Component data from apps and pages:

= Beginning of Section =

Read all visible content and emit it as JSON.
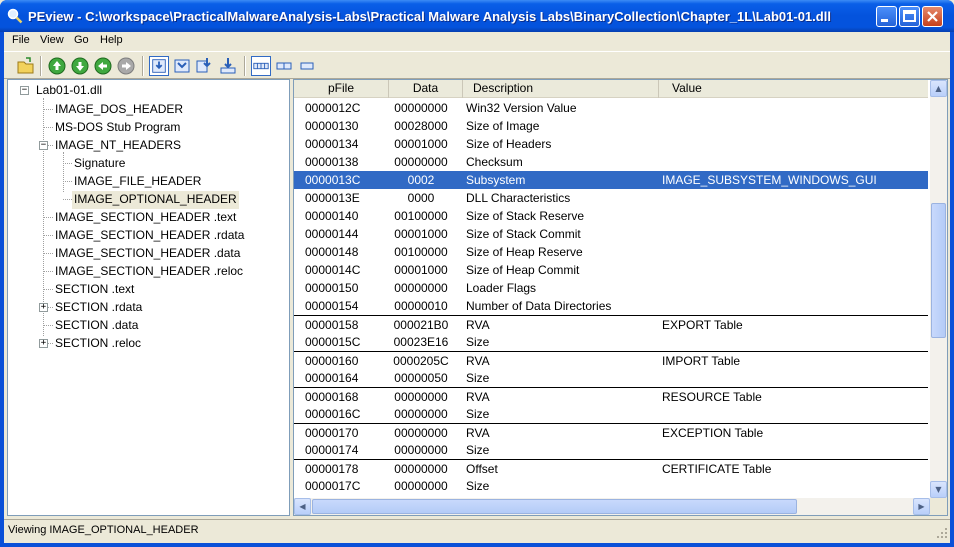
{
  "window": {
    "title": "PEview - C:\\workspace\\PracticalMalwareAnalysis-Labs\\Practical Malware Analysis Labs\\BinaryCollection\\Chapter_1L\\Lab01-01.dll"
  },
  "menu": [
    "File",
    "View",
    "Go",
    "Help"
  ],
  "toolbar": {
    "icons": [
      "open-icon",
      "up-icon",
      "down-icon",
      "back-icon",
      "forward-icon",
      "view-byte-icon",
      "view-word-icon",
      "view-dword-icon",
      "view-qword-icon",
      "view-hex-icon",
      "view-wide-icon",
      "view-narrow-icon"
    ]
  },
  "tree": {
    "root": "Lab01-01.dll",
    "items": [
      {
        "label": "IMAGE_DOS_HEADER",
        "level": 1
      },
      {
        "label": "MS-DOS Stub Program",
        "level": 1
      },
      {
        "label": "IMAGE_NT_HEADERS",
        "level": 1,
        "expanded": true
      },
      {
        "label": "Signature",
        "level": 2
      },
      {
        "label": "IMAGE_FILE_HEADER",
        "level": 2
      },
      {
        "label": "IMAGE_OPTIONAL_HEADER",
        "level": 2,
        "selected": true
      },
      {
        "label": "IMAGE_SECTION_HEADER .text",
        "level": 1
      },
      {
        "label": "IMAGE_SECTION_HEADER .rdata",
        "level": 1
      },
      {
        "label": "IMAGE_SECTION_HEADER .data",
        "level": 1
      },
      {
        "label": "IMAGE_SECTION_HEADER .reloc",
        "level": 1
      },
      {
        "label": "SECTION .text",
        "level": 1
      },
      {
        "label": "SECTION .rdata",
        "level": 1,
        "collapsed": true
      },
      {
        "label": "SECTION .data",
        "level": 1
      },
      {
        "label": "SECTION .reloc",
        "level": 1,
        "collapsed": true
      }
    ]
  },
  "table": {
    "headers": [
      "pFile",
      "Data",
      "Description",
      "Value"
    ],
    "rows": [
      {
        "pfile": "0000012C",
        "data": "00000000",
        "desc": "Win32 Version Value",
        "value": ""
      },
      {
        "pfile": "00000130",
        "data": "00028000",
        "desc": "Size of Image",
        "value": ""
      },
      {
        "pfile": "00000134",
        "data": "00001000",
        "desc": "Size of Headers",
        "value": ""
      },
      {
        "pfile": "00000138",
        "data": "00000000",
        "desc": "Checksum",
        "value": ""
      },
      {
        "pfile": "0000013C",
        "data": "0002",
        "desc": "Subsystem",
        "value": "IMAGE_SUBSYSTEM_WINDOWS_GUI",
        "selected": true
      },
      {
        "pfile": "0000013E",
        "data": "0000",
        "desc": "DLL Characteristics",
        "value": ""
      },
      {
        "pfile": "00000140",
        "data": "00100000",
        "desc": "Size of Stack Reserve",
        "value": ""
      },
      {
        "pfile": "00000144",
        "data": "00001000",
        "desc": "Size of Stack Commit",
        "value": ""
      },
      {
        "pfile": "00000148",
        "data": "00100000",
        "desc": "Size of Heap Reserve",
        "value": ""
      },
      {
        "pfile": "0000014C",
        "data": "00001000",
        "desc": "Size of Heap Commit",
        "value": ""
      },
      {
        "pfile": "00000150",
        "data": "00000000",
        "desc": "Loader Flags",
        "value": ""
      },
      {
        "pfile": "00000154",
        "data": "00000010",
        "desc": "Number of Data Directories",
        "value": ""
      },
      {
        "pfile": "00000158",
        "data": "000021B0",
        "desc": "RVA",
        "value": "EXPORT Table",
        "group": true
      },
      {
        "pfile": "0000015C",
        "data": "00023E16",
        "desc": "Size",
        "value": ""
      },
      {
        "pfile": "00000160",
        "data": "0000205C",
        "desc": "RVA",
        "value": "IMPORT Table",
        "group": true
      },
      {
        "pfile": "00000164",
        "data": "00000050",
        "desc": "Size",
        "value": ""
      },
      {
        "pfile": "00000168",
        "data": "00000000",
        "desc": "RVA",
        "value": "RESOURCE Table",
        "group": true
      },
      {
        "pfile": "0000016C",
        "data": "00000000",
        "desc": "Size",
        "value": ""
      },
      {
        "pfile": "00000170",
        "data": "00000000",
        "desc": "RVA",
        "value": "EXCEPTION Table",
        "group": true
      },
      {
        "pfile": "00000174",
        "data": "00000000",
        "desc": "Size",
        "value": ""
      },
      {
        "pfile": "00000178",
        "data": "00000000",
        "desc": "Offset",
        "value": "CERTIFICATE Table",
        "group": true
      },
      {
        "pfile": "0000017C",
        "data": "00000000",
        "desc": "Size",
        "value": ""
      }
    ]
  },
  "status": {
    "text": "Viewing IMAGE_OPTIONAL_HEADER"
  },
  "colors": {
    "selection": "#316ac5",
    "titlebar": "#0453dd"
  }
}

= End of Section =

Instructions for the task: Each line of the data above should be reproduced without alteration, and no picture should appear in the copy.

Task answer:
Read all visible content and emit it as JSON.
{
  "window": {
    "title": "PEview - C:\\workspace\\PracticalMalwareAnalysis-Labs\\Practical Malware Analysis Labs\\BinaryCollection\\Chapter_1L\\Lab01-01.dll"
  },
  "menu": [
    "File",
    "View",
    "Go",
    "Help"
  ],
  "toolbar": {
    "icons": [
      "open-icon",
      "up-icon",
      "down-icon",
      "back-icon",
      "forward-icon",
      "view-byte-icon",
      "view-word-icon",
      "view-dword-icon",
      "view-qword-icon",
      "view-hex-icon",
      "view-wide-icon",
      "view-narrow-icon"
    ]
  },
  "tree": {
    "root": "Lab01-01.dll",
    "items": [
      {
        "label": "IMAGE_DOS_HEADER",
        "level": 1
      },
      {
        "label": "MS-DOS Stub Program",
        "level": 1
      },
      {
        "label": "IMAGE_NT_HEADERS",
        "level": 1,
        "expanded": true
      },
      {
        "label": "Signature",
        "level": 2
      },
      {
        "label": "IMAGE_FILE_HEADER",
        "level": 2
      },
      {
        "label": "IMAGE_OPTIONAL_HEADER",
        "level": 2,
        "selected": true
      },
      {
        "label": "IMAGE_SECTION_HEADER .text",
        "level": 1
      },
      {
        "label": "IMAGE_SECTION_HEADER .rdata",
        "level": 1
      },
      {
        "label": "IMAGE_SECTION_HEADER .data",
        "level": 1
      },
      {
        "label": "IMAGE_SECTION_HEADER .reloc",
        "level": 1
      },
      {
        "label": "SECTION .text",
        "level": 1
      },
      {
        "label": "SECTION .rdata",
        "level": 1,
        "collapsed": true
      },
      {
        "label": "SECTION .data",
        "level": 1
      },
      {
        "label": "SECTION .reloc",
        "level": 1,
        "collapsed": true
      }
    ]
  },
  "table": {
    "headers": [
      "pFile",
      "Data",
      "Description",
      "Value"
    ],
    "rows": [
      {
        "pfile": "0000012C",
        "data": "00000000",
        "desc": "Win32 Version Value",
        "value": ""
      },
      {
        "pfile": "00000130",
        "data": "00028000",
        "desc": "Size of Image",
        "value": ""
      },
      {
        "pfile": "00000134",
        "data": "00001000",
        "desc": "Size of Headers",
        "value": ""
      },
      {
        "pfile": "00000138",
        "data": "00000000",
        "desc": "Checksum",
        "value": ""
      },
      {
        "pfile": "0000013C",
        "data": "0002",
        "desc": "Subsystem",
        "value": "IMAGE_SUBSYSTEM_WINDOWS_GUI",
        "selected": true
      },
      {
        "pfile": "0000013E",
        "data": "0000",
        "desc": "DLL Characteristics",
        "value": ""
      },
      {
        "pfile": "00000140",
        "data": "00100000",
        "desc": "Size of Stack Reserve",
        "value": ""
      },
      {
        "pfile": "00000144",
        "data": "00001000",
        "desc": "Size of Stack Commit",
        "value": ""
      },
      {
        "pfile": "00000148",
        "data": "00100000",
        "desc": "Size of Heap Reserve",
        "value": ""
      },
      {
        "pfile": "0000014C",
        "data": "00001000",
        "desc": "Size of Heap Commit",
        "value": ""
      },
      {
        "pfile": "00000150",
        "data": "00000000",
        "desc": "Loader Flags",
        "value": ""
      },
      {
        "pfile": "00000154",
        "data": "00000010",
        "desc": "Number of Data Directories",
        "value": ""
      },
      {
        "pfile": "00000158",
        "data": "000021B0",
        "desc": "RVA",
        "value": "EXPORT Table",
        "group": true
      },
      {
        "pfile": "0000015C",
        "data": "00023E16",
        "desc": "Size",
        "value": ""
      },
      {
        "pfile": "00000160",
        "data": "0000205C",
        "desc": "RVA",
        "value": "IMPORT Table",
        "group": true
      },
      {
        "pfile": "00000164",
        "data": "00000050",
        "desc": "Size",
        "value": ""
      },
      {
        "pfile": "00000168",
        "data": "00000000",
        "desc": "RVA",
        "value": "RESOURCE Table",
        "group": true
      },
      {
        "pfile": "0000016C",
        "data": "00000000",
        "desc": "Size",
        "value": ""
      },
      {
        "pfile": "00000170",
        "data": "00000000",
        "desc": "RVA",
        "value": "EXCEPTION Table",
        "group": true
      },
      {
        "pfile": "00000174",
        "data": "00000000",
        "desc": "Size",
        "value": ""
      },
      {
        "pfile": "00000178",
        "data": "00000000",
        "desc": "Offset",
        "value": "CERTIFICATE Table",
        "group": true
      },
      {
        "pfile": "0000017C",
        "data": "00000000",
        "desc": "Size",
        "value": ""
      }
    ]
  },
  "status": {
    "text": "Viewing IMAGE_OPTIONAL_HEADER"
  },
  "colors": {
    "selection": "#316ac5",
    "titlebar": "#0453dd"
  }
}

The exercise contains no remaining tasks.